Even if you’re not a font expert, you can probably recognize a good font when you see one. This is because a well-chosen font fits seamlessly with its surrounding design. So, good fonts aren’t really noticed at all. You only notice a font when it doesn’t work.
Noticing good and bad fonts might be easy, but choosing a font for your own design is harder. So how do you choose a font? We’ll get to that in a bit, but first we need to clear out some misconceptions.
You’ve probably heard of terms like serif and kerning and leading, but none of those technical terms matter unless you’re a designer. So let’s talk about what really does matter for the average person.
Fonts are actually pretty simple
There are several font qualities that are not at all technical.
These characteristics are very easy to spot, even if you know nothing about fonts. And these qualities create associations in our brains. For example, a thin font will remind us of a thin person, so that font would be perfect for a weight loss product. Likewise, a thick font looks sturdy and strong, making it great for a muscle-building supplement.
As you look at different fonts, try to describe them in everyday words. How do certain fonts makes you feel? Chances are pretty high that the way you feel about a font is the same way other people feel.
Why are font feelings important?
You might be wondering why it matters how a particular font makes you feel, or what that font makes you think of. Well, it’s all about context. Context is the most important aspect of choosing a font. The font itself doesn’t matter too much—a “bad” font can work perfectly in the right context (i.e.: Comic Sans would be great in a comic book, but not anywhere else).
The next time you’re wading through a list of a bazillion fonts and can’t decide which one to use, remember the context and the font feelings.
Do you want to be formal and professional? Stick with an angular, serif font. Wanna be fun and carefree? Use a spaced, rounded font. Is modern and clean the look you’re going for? Then you want a straight, sans serif font.
There is no “perfect” font that works for everything, so don’t stress yourself out trying to find it. The key to good font choice lies in understanding the feelings of each font and matching those feelings to the context.

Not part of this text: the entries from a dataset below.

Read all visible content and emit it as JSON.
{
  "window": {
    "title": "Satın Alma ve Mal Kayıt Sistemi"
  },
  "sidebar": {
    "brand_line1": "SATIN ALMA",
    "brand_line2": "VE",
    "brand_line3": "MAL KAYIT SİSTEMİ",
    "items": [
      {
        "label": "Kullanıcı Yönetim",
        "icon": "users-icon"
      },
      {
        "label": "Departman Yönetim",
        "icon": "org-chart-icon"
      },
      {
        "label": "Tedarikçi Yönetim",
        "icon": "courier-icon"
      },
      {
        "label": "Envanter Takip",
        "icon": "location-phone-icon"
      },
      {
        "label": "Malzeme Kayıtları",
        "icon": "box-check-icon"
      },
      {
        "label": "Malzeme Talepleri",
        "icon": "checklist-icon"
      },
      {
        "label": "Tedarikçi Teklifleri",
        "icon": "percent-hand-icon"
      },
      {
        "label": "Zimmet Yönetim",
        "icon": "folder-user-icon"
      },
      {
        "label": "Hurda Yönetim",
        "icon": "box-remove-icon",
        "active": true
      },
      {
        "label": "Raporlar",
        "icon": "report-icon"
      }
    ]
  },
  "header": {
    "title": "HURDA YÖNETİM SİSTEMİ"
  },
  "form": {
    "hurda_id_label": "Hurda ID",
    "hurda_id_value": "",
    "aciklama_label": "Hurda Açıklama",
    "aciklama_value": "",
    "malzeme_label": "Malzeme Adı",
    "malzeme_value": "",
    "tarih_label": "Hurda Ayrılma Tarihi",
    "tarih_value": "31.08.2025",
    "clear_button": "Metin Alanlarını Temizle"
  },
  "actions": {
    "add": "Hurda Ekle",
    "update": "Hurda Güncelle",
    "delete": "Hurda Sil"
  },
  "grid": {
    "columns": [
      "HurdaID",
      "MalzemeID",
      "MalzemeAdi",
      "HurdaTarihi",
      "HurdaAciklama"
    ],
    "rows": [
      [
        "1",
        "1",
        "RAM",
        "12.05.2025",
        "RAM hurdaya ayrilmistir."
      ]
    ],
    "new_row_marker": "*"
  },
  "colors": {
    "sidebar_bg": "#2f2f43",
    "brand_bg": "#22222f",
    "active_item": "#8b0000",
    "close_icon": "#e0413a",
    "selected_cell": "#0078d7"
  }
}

Just like color choice, fonts can have a powerful psychological impact on your readers.
As your reward for reading, here’s a handy-dandy infographic you can use to help pick your next font.